  • Offer feedback that’s balanced and simple. No one needs a laundry list of things they did wrong. They DO, however, need to learn from the experience and your opinions are likely valuable! Share one or two ways that they could have supported you better and then leave it at that.

  • Avoid the gossip fest. Here’s what you’re going to want to do if you’re breaking up with someone… you’re going to want to TALK ABOUT IT… likely to EVERYONE. This is so normal and so human but keep in mind that each time you share your feelings and experience you are tainting the other person’s understanding of that individual in a negative light. If you do this with your partner, therapist or best friend then the damage is light (or maybe even non-existent). If you share it with lots of friends and colleagues then it spreads like wildfire and can really destroy a person’s reputation over time. Do you want to play a part in uplifting or destroying? That’s a choice we make each time we use our words. Also, remember, a day may come when you’re on the opposite end of the equation and being broken up with. How would you want to be treated?

Having tough conversations is tricky at first but gets so much easier the more you practice. The first time I had to fire someone I wanted to throw up afterward. I also think I sucked at it. REAL bad. A few years later I let someone go and they hugged me at the end. We’re still friends on FB and I love to see what they’re up to. It wasn’t a great fit (for either parties) at the time, but it didn’t have to end like a train wreck either! If you find yourself surrounded by dramatic endings then YOU ARE TO BLAME. You are not a victim of dramatic individuals or special in any way. You aren’t handling your shit with grace. I’m sorry if that sucks to hear, but it’s very likely true. Anytime someone says, “Drama follows me everywhere!” I kind of want to run in the opposite direction! It doesn’t have to be this way. You can say your piece - short and kind - honor your agreements to have integrity and then move the fuck on.

When we avoid tough conversations it is often coming from:

  • fear of judgement

  • an inability to find the right words

  • an intense desire to be liked

  • an attempt to escape accountability

  • an avoidance of integrity

  • unhealthy escapism

When we dive in to tough conversations and treat them like a skill to be developed, we:

  • grow as leaders

  • increase our communication skills

  • learn from others

  • expand our empathy

  • build integrity

  • move through difficult emotions rather than hide or avoid them

  • let things go

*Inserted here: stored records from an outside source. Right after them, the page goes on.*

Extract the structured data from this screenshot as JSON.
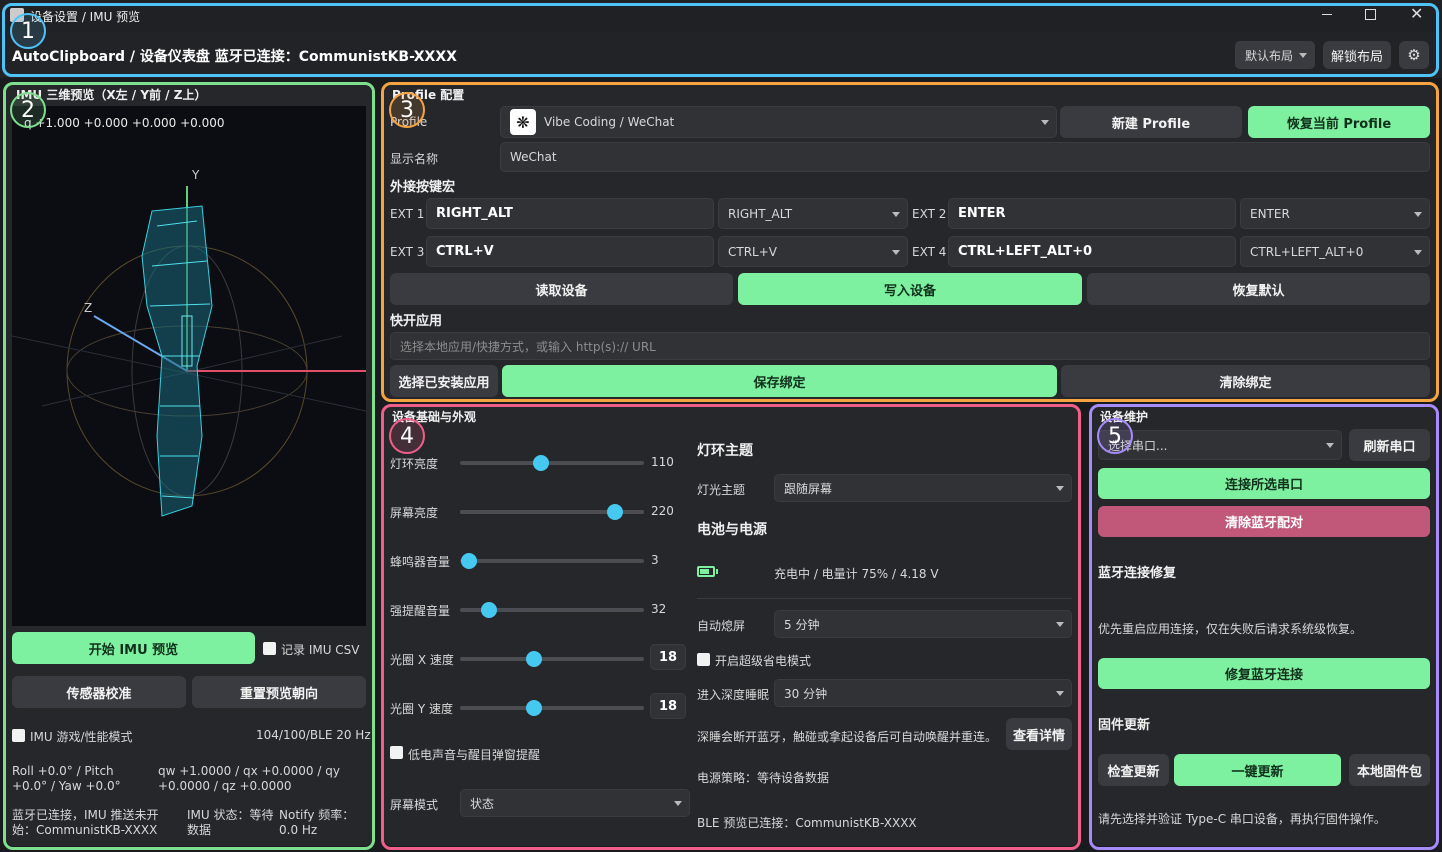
{
  "window": {
    "title": "设备设置 / IMU 预览"
  },
  "header": {
    "title": "AutoClipboard / 设备仪表盘  蓝牙已连接：CommunistKB-XXXX",
    "layout_select": "默认布局",
    "unlock_button": "解锁布局"
  },
  "imu": {
    "title": "IMU 三维预览（X左 / Y前 / Z上）",
    "quat": "q +1.000 +0.000 +0.000 +0.000",
    "axis_y": "Y",
    "axis_z": "Z",
    "start_button": "开始 IMU 预览",
    "record_csv": "记录 IMU CSV",
    "calibrate_button": "传感器校准",
    "reset_button": "重置预览朝向",
    "game_mode": "IMU 游戏/性能模式",
    "rate": "104/100/BLE 20 Hz",
    "euler": "Roll +0.0° / Pitch +0.0° / Yaw +0.0°",
    "quat_detail": "qw +1.0000 / qx +0.0000 / qy +0.0000 / qz +0.0000",
    "status": "蓝牙已连接，IMU 推送未开始：CommunistKB-XXXX",
    "imu_status": "IMU 状态：等待数据",
    "notify": "Notify 频率：0.0 Hz"
  },
  "profile": {
    "title": "Profile 配置",
    "label": "Profile",
    "selected": "Vibe Coding / WeChat",
    "new_button": "新建 Profile",
    "restore_button": "恢复当前 Profile",
    "display_name_label": "显示名称",
    "display_name": "WeChat",
    "macro_title": "外接按键宏",
    "ext1_label": "EXT 1",
    "ext1_value": "RIGHT_ALT",
    "ext1_select": "RIGHT_ALT",
    "ext2_label": "EXT 2",
    "ext2_value": "ENTER",
    "ext2_select": "ENTER",
    "ext3_label": "EXT 3",
    "ext3_value": "CTRL+V",
    "ext3_select": "CTRL+V",
    "ext4_label": "EXT 4",
    "ext4_value": "CTRL+LEFT_ALT+0",
    "ext4_select": "CTRL+LEFT_ALT+0",
    "read_button": "读取设备",
    "write_button": "写入设备",
    "default_button": "恢复默认",
    "quick_title": "快开应用",
    "quick_placeholder": "选择本地应用/快捷方式，或输入 http(s):// URL",
    "choose_button": "选择已安装应用",
    "save_button": "保存绑定",
    "clear_button": "清除绑定"
  },
  "device": {
    "title": "设备基础与外观",
    "sliders": [
      {
        "label": "灯环亮度",
        "value": "110",
        "fraction": 0.44
      },
      {
        "label": "屏幕亮度",
        "value": "220",
        "fraction": 0.84
      },
      {
        "label": "蜂鸣器音量",
        "value": "3",
        "fraction": 0.05
      },
      {
        "label": "强提醒音量",
        "value": "32",
        "fraction": 0.16
      },
      {
        "label": "光圈 X 速度",
        "value": "18",
        "fraction": 0.4
      },
      {
        "label": "光圈 Y 速度",
        "value": "18",
        "fraction": 0.4
      }
    ],
    "low_power_prompt": "低电声音与醒目弹窗提醒",
    "screen_mode_label": "屏幕模式",
    "screen_mode": "状态",
    "ring_theme_title": "灯环主题",
    "light_theme_label": "灯光主题",
    "light_theme": "跟随屏幕",
    "battery_title": "电池与电源",
    "battery_status": "充电中 / 电量计 75% / 4.18 V",
    "battery_level": 0.75,
    "auto_off_label": "自动熄屏",
    "auto_off": "5 分钟",
    "super_save": "开启超级省电模式",
    "deep_sleep_label": "进入深度睡眠",
    "deep_sleep": "30 分钟",
    "deep_sleep_note": "深睡会断开蓝牙，触碰或拿起设备后可自动唤醒并重连。",
    "details_button": "查看详情",
    "power_policy": "电源策略：等待设备数据",
    "ble_status": "BLE 预览已连接：CommunistKB-XXXX"
  },
  "maint": {
    "title": "设备维护",
    "port_select": "选择串口...",
    "refresh_button": "刷新串口",
    "connect_button": "连接所选串口",
    "clear_bt_button": "清除蓝牙配对",
    "bt_repair_title": "蓝牙连接修复",
    "bt_repair_note": "优先重启应用连接，仅在失败后请求系统级恢复。",
    "repair_button": "修复蓝牙连接",
    "fw_title": "固件更新",
    "check_button": "检查更新",
    "oneclick_button": "一键更新",
    "local_button": "本地固件包",
    "fw_note": "请先选择并验证 Type-C 串口设备，再执行固件操作。"
  },
  "badges": [
    "1",
    "2",
    "3",
    "4",
    "5"
  ],
  "colors": {
    "accent": "#7ef1a0",
    "danger": "#c1587a",
    "slider": "#46c9f0",
    "hl1": "#4fc3f7",
    "hl2": "#7ee08c",
    "hl3": "#f5a441",
    "hl4": "#ef5f8a",
    "hl5": "#a78bfa"
  }
}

I’ve been divorced twice (as some of you know) and though I’m not ashamed of that fact, I’m also not particularly proud of it. I think I chose incorrectly for myself in those relationships (for a variety of reasons) and then had to deal with the consequences. Both divorces were traumatic and difficult, but both times I didn’t allow them to drag on or become mortifying mud-slinging experiences. There were bad moments for sure, but it wasn’t the drama you typically think of when you conjure the word, “divorce”. In fact, when a friend went through their traumatic 2 and a half year divorce I had the thought, more than once, “Is THIS what normal divorces are like?!?” There was arguing for YEARS. Battles over everything. Money wasted. Money wars. Police were called. ALL THE DRAMA. Maybe that one was extreme, but I talk to women all the time who have experienced those things and worse.

Again, you can only keep your lane clean. The other person does their thing. It is, however, CRUCIAL that we do the work to keep our lanes clean. It’s the work of peace and relationship and love. Truly. Even as we stumble through it, at least we are stumbling forward and not in avoidance, victimhood or blame. And don’t ghost, guys. Like seriously. Ghosting sucks. You’re better than that.

Love,

Meg

Meg Witt